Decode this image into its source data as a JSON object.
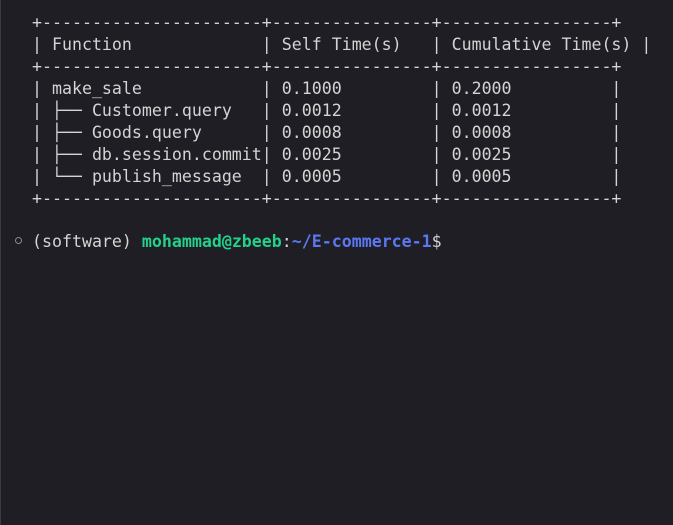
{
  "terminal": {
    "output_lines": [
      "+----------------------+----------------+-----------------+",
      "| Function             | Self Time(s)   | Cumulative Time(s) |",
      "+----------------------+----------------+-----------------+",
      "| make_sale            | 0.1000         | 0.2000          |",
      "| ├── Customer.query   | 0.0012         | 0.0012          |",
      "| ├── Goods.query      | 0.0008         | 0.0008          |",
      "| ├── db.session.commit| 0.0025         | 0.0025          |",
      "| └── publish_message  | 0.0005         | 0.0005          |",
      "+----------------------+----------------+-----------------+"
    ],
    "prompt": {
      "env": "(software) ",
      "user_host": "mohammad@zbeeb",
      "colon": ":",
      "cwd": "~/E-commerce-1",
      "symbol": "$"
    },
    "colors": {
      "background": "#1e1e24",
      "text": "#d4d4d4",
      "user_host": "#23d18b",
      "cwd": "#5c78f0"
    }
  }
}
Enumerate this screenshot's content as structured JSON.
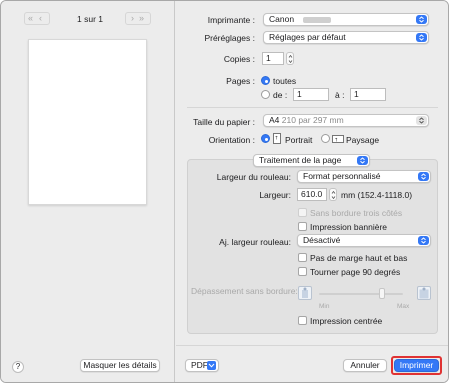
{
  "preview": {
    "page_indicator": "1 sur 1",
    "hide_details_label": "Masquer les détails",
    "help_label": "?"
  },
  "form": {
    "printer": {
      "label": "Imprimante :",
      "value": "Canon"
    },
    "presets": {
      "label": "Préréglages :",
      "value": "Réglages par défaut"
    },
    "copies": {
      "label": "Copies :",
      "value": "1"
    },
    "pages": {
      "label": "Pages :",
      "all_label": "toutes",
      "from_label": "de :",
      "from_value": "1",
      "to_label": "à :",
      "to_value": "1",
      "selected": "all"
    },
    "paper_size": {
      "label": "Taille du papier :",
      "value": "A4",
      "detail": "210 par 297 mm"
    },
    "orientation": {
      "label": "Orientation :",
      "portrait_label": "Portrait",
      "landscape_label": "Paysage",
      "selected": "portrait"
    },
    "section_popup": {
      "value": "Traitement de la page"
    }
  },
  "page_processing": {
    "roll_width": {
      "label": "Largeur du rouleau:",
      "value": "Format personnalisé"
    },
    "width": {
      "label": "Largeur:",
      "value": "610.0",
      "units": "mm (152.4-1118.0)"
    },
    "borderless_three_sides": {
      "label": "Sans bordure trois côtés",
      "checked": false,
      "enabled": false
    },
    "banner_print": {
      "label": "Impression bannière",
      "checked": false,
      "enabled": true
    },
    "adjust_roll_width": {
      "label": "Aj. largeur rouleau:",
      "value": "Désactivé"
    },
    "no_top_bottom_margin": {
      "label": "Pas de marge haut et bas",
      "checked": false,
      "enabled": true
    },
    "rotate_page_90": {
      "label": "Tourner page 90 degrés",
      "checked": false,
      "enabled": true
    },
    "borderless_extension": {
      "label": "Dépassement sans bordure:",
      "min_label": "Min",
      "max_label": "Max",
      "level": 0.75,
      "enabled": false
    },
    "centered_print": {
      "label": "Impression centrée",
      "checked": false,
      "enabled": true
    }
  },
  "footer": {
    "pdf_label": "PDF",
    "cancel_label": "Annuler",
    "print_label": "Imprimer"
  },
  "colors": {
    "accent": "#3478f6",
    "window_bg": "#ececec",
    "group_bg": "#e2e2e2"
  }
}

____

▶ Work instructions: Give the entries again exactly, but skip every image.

▶ The completed task:
Decode this image into its source data as a JSON object.
{
  "terminal": {
    "output_lines": [
      "+----------------------+----------------+-----------------+",
      "| Function             | Self Time(s)   | Cumulative Time(s) |",
      "+----------------------+----------------+-----------------+",
      "| make_sale            | 0.1000         | 0.2000          |",
      "| ├── Customer.query   | 0.0012         | 0.0012          |",
      "| ├── Goods.query      | 0.0008         | 0.0008          |",
      "| ├── db.session.commit| 0.0025         | 0.0025          |",
      "| └── publish_message  | 0.0005         | 0.0005          |",
      "+----------------------+----------------+-----------------+"
    ],
    "prompt": {
      "env": "(software) ",
      "user_host": "mohammad@zbeeb",
      "colon": ":",
      "cwd": "~/E-commerce-1",
      "symbol": "$"
    },
    "colors": {
      "background": "#1e1e24",
      "text": "#d4d4d4",
      "user_host": "#23d18b",
      "cwd": "#5c78f0"
    }
  }
}
Enumerate this screenshot's content as structured JSON.
{
  "preview": {
    "page_indicator": "1 sur 1",
    "hide_details_label": "Masquer les détails",
    "help_label": "?"
  },
  "form": {
    "printer": {
      "label": "Imprimante :",
      "value": "Canon"
    },
    "presets": {
      "label": "Préréglages :",
      "value": "Réglages par défaut"
    },
    "copies": {
      "label": "Copies :",
      "value": "1"
    },
    "pages": {
      "label": "Pages :",
      "all_label": "toutes",
      "from_label": "de :",
      "from_value": "1",
      "to_label": "à :",
      "to_value": "1",
      "selected": "all"
    },
    "paper_size": {
      "label": "Taille du papier :",
      "value": "A4",
      "detail": "210 par 297 mm"
    },
    "orientation": {
      "label": "Orientation :",
      "portrait_label": "Portrait",
      "landscape_label": "Paysage",
      "selected": "portrait"
    },
    "section_popup": {
      "value": "Traitement de la page"
    }
  },
  "page_processing": {
    "roll_width": {
      "label": "Largeur du rouleau:",
      "value": "Format personnalisé"
    },
    "width": {
      "label": "Largeur:",
      "value": "610.0",
      "units": "mm (152.4-1118.0)"
    },
    "borderless_three_sides": {
      "label": "Sans bordure trois côtés",
      "checked": false,
      "enabled": false
    },
    "banner_print": {
      "label": "Impression bannière",
      "checked": false,
      "enabled": true
    },
    "adjust_roll_width": {
      "label": "Aj. largeur rouleau:",
      "value": "Désactivé"
    },
    "no_top_bottom_margin": {
      "label": "Pas de marge haut et bas",
      "checked": false,
      "enabled": true
    },
    "rotate_page_90": {
      "label": "Tourner page 90 degrés",
      "checked": false,
      "enabled": true
    },
    "borderless_extension": {
      "label": "Dépassement sans bordure:",
      "min_label": "Min",
      "max_label": "Max",
      "level": 0.75,
      "enabled": false
    },
    "centered_print": {
      "label": "Impression centrée",
      "checked": false,
      "enabled": true
    }
  },
  "footer": {
    "pdf_label": "PDF",
    "cancel_label": "Annuler",
    "print_label": "Imprimer"
  },
  "colors": {
    "accent": "#3478f6",
    "window_bg": "#ececec",
    "group_bg": "#e2e2e2"
  }
}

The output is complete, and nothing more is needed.